»»

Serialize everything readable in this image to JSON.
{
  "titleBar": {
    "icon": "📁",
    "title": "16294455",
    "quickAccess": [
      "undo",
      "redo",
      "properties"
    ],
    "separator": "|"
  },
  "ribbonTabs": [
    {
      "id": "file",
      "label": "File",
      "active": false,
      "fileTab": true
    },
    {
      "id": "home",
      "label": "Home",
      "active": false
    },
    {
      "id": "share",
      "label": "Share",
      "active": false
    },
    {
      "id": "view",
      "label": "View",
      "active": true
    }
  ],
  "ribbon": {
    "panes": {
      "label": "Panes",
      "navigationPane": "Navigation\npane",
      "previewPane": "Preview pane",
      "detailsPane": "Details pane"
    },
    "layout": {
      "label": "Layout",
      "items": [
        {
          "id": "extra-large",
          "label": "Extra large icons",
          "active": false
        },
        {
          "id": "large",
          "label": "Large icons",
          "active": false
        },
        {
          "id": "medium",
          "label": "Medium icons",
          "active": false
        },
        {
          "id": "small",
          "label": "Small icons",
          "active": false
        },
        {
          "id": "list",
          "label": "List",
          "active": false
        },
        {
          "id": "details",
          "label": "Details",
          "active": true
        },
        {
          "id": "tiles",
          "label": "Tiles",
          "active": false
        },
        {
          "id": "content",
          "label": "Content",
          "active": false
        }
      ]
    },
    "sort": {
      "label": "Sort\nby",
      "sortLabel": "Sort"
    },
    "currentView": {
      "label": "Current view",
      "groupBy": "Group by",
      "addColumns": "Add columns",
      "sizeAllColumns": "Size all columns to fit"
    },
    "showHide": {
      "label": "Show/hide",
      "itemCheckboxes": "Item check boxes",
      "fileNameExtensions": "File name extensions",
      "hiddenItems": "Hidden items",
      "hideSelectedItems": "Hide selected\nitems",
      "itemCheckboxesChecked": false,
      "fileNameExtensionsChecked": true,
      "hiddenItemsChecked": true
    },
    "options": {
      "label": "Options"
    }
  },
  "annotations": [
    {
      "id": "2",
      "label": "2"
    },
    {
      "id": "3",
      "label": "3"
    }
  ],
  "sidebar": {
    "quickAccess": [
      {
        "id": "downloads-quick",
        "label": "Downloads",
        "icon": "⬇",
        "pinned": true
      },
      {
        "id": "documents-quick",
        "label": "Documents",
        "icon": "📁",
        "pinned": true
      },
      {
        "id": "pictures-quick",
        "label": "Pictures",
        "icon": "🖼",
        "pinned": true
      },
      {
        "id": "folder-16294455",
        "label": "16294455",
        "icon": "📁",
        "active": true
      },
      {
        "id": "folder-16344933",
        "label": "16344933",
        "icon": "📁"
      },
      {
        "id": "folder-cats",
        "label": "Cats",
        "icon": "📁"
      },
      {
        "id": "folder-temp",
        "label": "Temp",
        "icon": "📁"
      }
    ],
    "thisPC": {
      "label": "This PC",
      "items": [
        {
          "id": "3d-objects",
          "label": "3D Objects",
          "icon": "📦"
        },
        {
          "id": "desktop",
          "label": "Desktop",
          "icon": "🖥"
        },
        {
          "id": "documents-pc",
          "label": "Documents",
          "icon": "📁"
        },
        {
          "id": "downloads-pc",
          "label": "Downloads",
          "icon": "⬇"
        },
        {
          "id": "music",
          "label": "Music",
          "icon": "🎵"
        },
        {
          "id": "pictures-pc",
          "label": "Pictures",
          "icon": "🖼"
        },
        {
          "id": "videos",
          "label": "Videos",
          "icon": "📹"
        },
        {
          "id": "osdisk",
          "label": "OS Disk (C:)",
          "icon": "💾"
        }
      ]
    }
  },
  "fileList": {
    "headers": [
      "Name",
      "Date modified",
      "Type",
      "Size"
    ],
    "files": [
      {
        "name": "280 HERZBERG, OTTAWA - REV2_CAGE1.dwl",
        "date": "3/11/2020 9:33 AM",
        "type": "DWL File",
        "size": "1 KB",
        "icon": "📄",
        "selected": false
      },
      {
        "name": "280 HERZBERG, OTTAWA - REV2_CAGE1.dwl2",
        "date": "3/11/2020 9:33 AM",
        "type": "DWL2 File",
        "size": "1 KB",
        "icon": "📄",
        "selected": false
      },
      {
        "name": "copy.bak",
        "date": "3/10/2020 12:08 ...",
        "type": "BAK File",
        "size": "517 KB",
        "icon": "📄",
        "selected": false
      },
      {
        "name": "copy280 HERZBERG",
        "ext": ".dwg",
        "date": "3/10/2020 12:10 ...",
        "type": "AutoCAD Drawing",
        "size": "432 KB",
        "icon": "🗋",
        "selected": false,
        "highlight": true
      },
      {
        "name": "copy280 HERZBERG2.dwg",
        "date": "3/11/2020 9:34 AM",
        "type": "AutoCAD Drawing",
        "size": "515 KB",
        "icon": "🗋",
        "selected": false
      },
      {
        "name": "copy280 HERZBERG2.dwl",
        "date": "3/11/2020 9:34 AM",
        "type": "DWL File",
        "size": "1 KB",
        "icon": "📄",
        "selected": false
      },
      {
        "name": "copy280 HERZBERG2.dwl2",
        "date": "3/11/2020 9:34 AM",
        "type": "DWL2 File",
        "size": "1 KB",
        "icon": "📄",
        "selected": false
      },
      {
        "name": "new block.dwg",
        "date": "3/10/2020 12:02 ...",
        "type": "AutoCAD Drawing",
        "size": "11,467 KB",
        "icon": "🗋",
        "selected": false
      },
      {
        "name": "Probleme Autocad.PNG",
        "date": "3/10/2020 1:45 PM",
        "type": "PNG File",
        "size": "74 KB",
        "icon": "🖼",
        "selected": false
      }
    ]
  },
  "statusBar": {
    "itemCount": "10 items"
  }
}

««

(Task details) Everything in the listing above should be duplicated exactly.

(Answer space)
Serialize everything readable in this image to JSON.
{
  "titleBar": {
    "icon": "📁",
    "title": "16294455",
    "quickAccess": [
      "undo",
      "redo",
      "properties"
    ],
    "separator": "|"
  },
  "ribbonTabs": [
    {
      "id": "file",
      "label": "File",
      "active": false,
      "fileTab": true
    },
    {
      "id": "home",
      "label": "Home",
      "active": false
    },
    {
      "id": "share",
      "label": "Share",
      "active": false
    },
    {
      "id": "view",
      "label": "View",
      "active": true
    }
  ],
  "ribbon": {
    "panes": {
      "label": "Panes",
      "navigationPane": "Navigation\npane",
      "previewPane": "Preview pane",
      "detailsPane": "Details pane"
    },
    "layout": {
      "label": "Layout",
      "items": [
        {
          "id": "extra-large",
          "label": "Extra large icons",
          "active": false
        },
        {
          "id": "large",
          "label": "Large icons",
          "active": false
        },
        {
          "id": "medium",
          "label": "Medium icons",
          "active": false
        },
        {
          "id": "small",
          "label": "Small icons",
          "active": false
        },
        {
          "id": "list",
          "label": "List",
          "active": false
        },
        {
          "id": "details",
          "label": "Details",
          "active": true
        },
        {
          "id": "tiles",
          "label": "Tiles",
          "active": false
        },
        {
          "id": "content",
          "label": "Content",
          "active": false
        }
      ]
    },
    "sort": {
      "label": "Sort\nby",
      "sortLabel": "Sort"
    },
    "currentView": {
      "label": "Current view",
      "groupBy": "Group by",
      "addColumns": "Add columns",
      "sizeAllColumns": "Size all columns to fit"
    },
    "showHide": {
      "label": "Show/hide",
      "itemCheckboxes": "Item check boxes",
      "fileNameExtensions": "File name extensions",
      "hiddenItems": "Hidden items",
      "hideSelectedItems": "Hide selected\nitems",
      "itemCheckboxesChecked": false,
      "fileNameExtensionsChecked": true,
      "hiddenItemsChecked": true
    },
    "options": {
      "label": "Options"
    }
  },
  "annotations": [
    {
      "id": "2",
      "label": "2"
    },
    {
      "id": "3",
      "label": "3"
    }
  ],
  "sidebar": {
    "quickAccess": [
      {
        "id": "downloads-quick",
        "label": "Downloads",
        "icon": "⬇",
        "pinned": true
      },
      {
        "id": "documents-quick",
        "label": "Documents",
        "icon": "📁",
        "pinned": true
      },
      {
        "id": "pictures-quick",
        "label": "Pictures",
        "icon": "🖼",
        "pinned": true
      },
      {
        "id": "folder-16294455",
        "label": "16294455",
        "icon": "📁",
        "active": true
      },
      {
        "id": "folder-16344933",
        "label": "16344933",
        "icon": "📁"
      },
      {
        "id": "folder-cats",
        "label": "Cats",
        "icon": "📁"
      },
      {
        "id": "folder-temp",
        "label": "Temp",
        "icon": "📁"
      }
    ],
    "thisPC": {
      "label": "This PC",
      "items": [
        {
          "id": "3d-objects",
          "label": "3D Objects",
          "icon": "📦"
        },
        {
          "id": "desktop",
          "label": "Desktop",
          "icon": "🖥"
        },
        {
          "id": "documents-pc",
          "label": "Documents",
          "icon": "📁"
        },
        {
          "id": "downloads-pc",
          "label": "Downloads",
          "icon": "⬇"
        },
        {
          "id": "music",
          "label": "Music",
          "icon": "🎵"
        },
        {
          "id": "pictures-pc",
          "label": "Pictures",
          "icon": "🖼"
        },
        {
          "id": "videos",
          "label": "Videos",
          "icon": "📹"
        },
        {
          "id": "osdisk",
          "label": "OS Disk (C:)",
          "icon": "💾"
        }
      ]
    }
  },
  "fileList": {
    "headers": [
      "Name",
      "Date modified",
      "Type",
      "Size"
    ],
    "files": [
      {
        "name": "280 HERZBERG, OTTAWA - REV2_CAGE1.dwl",
        "date": "3/11/2020 9:33 AM",
        "type": "DWL File",
        "size": "1 KB",
        "icon": "📄",
        "selected": false
      },
      {
        "name": "280 HERZBERG, OTTAWA - REV2_CAGE1.dwl2",
        "date": "3/11/2020 9:33 AM",
        "type": "DWL2 File",
        "size": "1 KB",
        "icon": "📄",
        "selected": false
      },
      {
        "name": "copy.bak",
        "date": "3/10/2020 12:08 ...",
        "type": "BAK File",
        "size": "517 KB",
        "icon": "📄",
        "selected": false
      },
      {
        "name": "copy280 HERZBERG",
        "ext": ".dwg",
        "date": "3/10/2020 12:10 ...",
        "type": "AutoCAD Drawing",
        "size": "432 KB",
        "icon": "🗋",
        "selected": false,
        "highlight": true
      },
      {
        "name": "copy280 HERZBERG2.dwg",
        "date": "3/11/2020 9:34 AM",
        "type": "AutoCAD Drawing",
        "size": "515 KB",
        "icon": "🗋",
        "selected": false
      },
      {
        "name": "copy280 HERZBERG2.dwl",
        "date": "3/11/2020 9:34 AM",
        "type": "DWL File",
        "size": "1 KB",
        "icon": "📄",
        "selected": false
      },
      {
        "name": "copy280 HERZBERG2.dwl2",
        "date": "3/11/2020 9:34 AM",
        "type": "DWL2 File",
        "size": "1 KB",
        "icon": "📄",
        "selected": false
      },
      {
        "name": "new block.dwg",
        "date": "3/10/2020 12:02 ...",
        "type": "AutoCAD Drawing",
        "size": "11,467 KB",
        "icon": "🗋",
        "selected": false
      },
      {
        "name": "Probleme Autocad.PNG",
        "date": "3/10/2020 1:45 PM",
        "type": "PNG File",
        "size": "74 KB",
        "icon": "🖼",
        "selected": false
      }
    ]
  },
  "statusBar": {
    "itemCount": "10 items"
  }
}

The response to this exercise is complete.